◆ Task to complete: What you return should match the data below exactly, with no pictures in it.

(Stored items from a collection)
_ _ _ _ _
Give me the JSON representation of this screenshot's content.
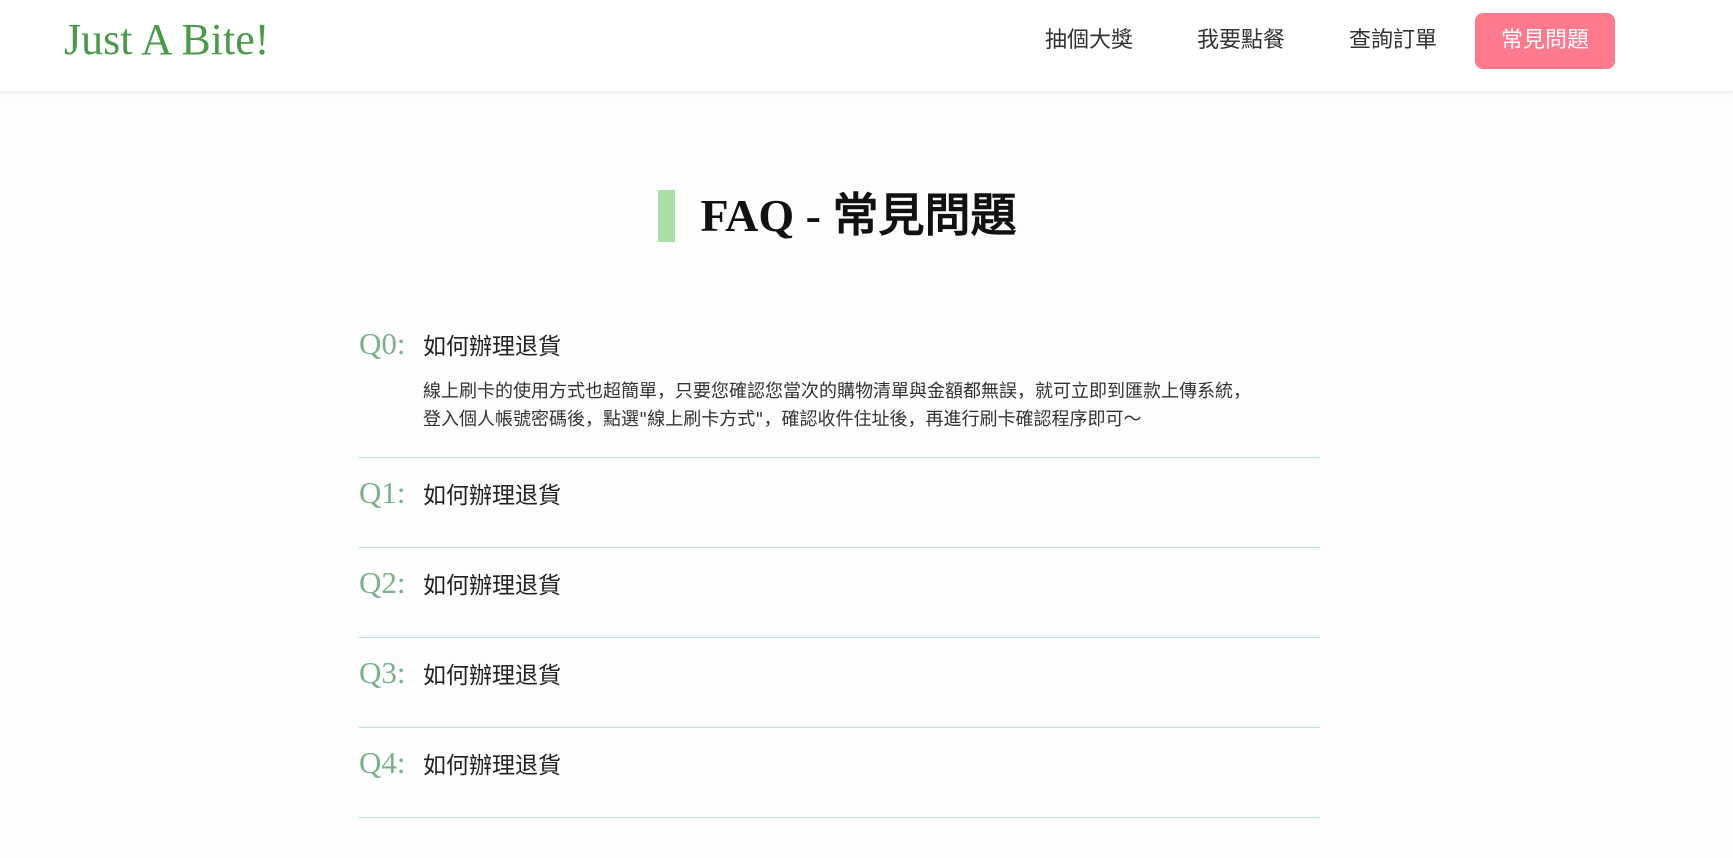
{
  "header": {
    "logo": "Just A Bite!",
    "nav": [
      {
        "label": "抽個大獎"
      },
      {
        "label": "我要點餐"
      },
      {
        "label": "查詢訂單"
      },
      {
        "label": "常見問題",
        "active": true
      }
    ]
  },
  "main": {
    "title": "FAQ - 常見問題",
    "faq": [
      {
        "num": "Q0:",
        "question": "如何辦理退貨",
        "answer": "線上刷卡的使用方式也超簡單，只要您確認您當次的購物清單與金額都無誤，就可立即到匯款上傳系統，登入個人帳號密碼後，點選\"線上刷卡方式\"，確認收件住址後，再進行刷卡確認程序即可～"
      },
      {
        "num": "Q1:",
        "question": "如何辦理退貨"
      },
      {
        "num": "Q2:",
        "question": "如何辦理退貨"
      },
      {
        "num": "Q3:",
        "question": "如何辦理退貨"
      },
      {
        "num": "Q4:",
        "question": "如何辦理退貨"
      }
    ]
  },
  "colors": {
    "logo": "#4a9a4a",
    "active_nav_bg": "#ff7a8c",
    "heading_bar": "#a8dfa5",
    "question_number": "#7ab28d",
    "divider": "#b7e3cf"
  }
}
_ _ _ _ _
◆ Response to this task:
Give me the JSON representation of this screenshot's content.
{
  "header": {
    "logo": "Just A Bite!",
    "nav": [
      {
        "label": "抽個大獎"
      },
      {
        "label": "我要點餐"
      },
      {
        "label": "查詢訂單"
      },
      {
        "label": "常見問題",
        "active": true
      }
    ]
  },
  "main": {
    "title": "FAQ - 常見問題",
    "faq": [
      {
        "num": "Q0:",
        "question": "如何辦理退貨",
        "answer": "線上刷卡的使用方式也超簡單，只要您確認您當次的購物清單與金額都無誤，就可立即到匯款上傳系統，登入個人帳號密碼後，點選\"線上刷卡方式\"，確認收件住址後，再進行刷卡確認程序即可～"
      },
      {
        "num": "Q1:",
        "question": "如何辦理退貨"
      },
      {
        "num": "Q2:",
        "question": "如何辦理退貨"
      },
      {
        "num": "Q3:",
        "question": "如何辦理退貨"
      },
      {
        "num": "Q4:",
        "question": "如何辦理退貨"
      }
    ]
  },
  "colors": {
    "logo": "#4a9a4a",
    "active_nav_bg": "#ff7a8c",
    "heading_bar": "#a8dfa5",
    "question_number": "#7ab28d",
    "divider": "#b7e3cf"
  }
}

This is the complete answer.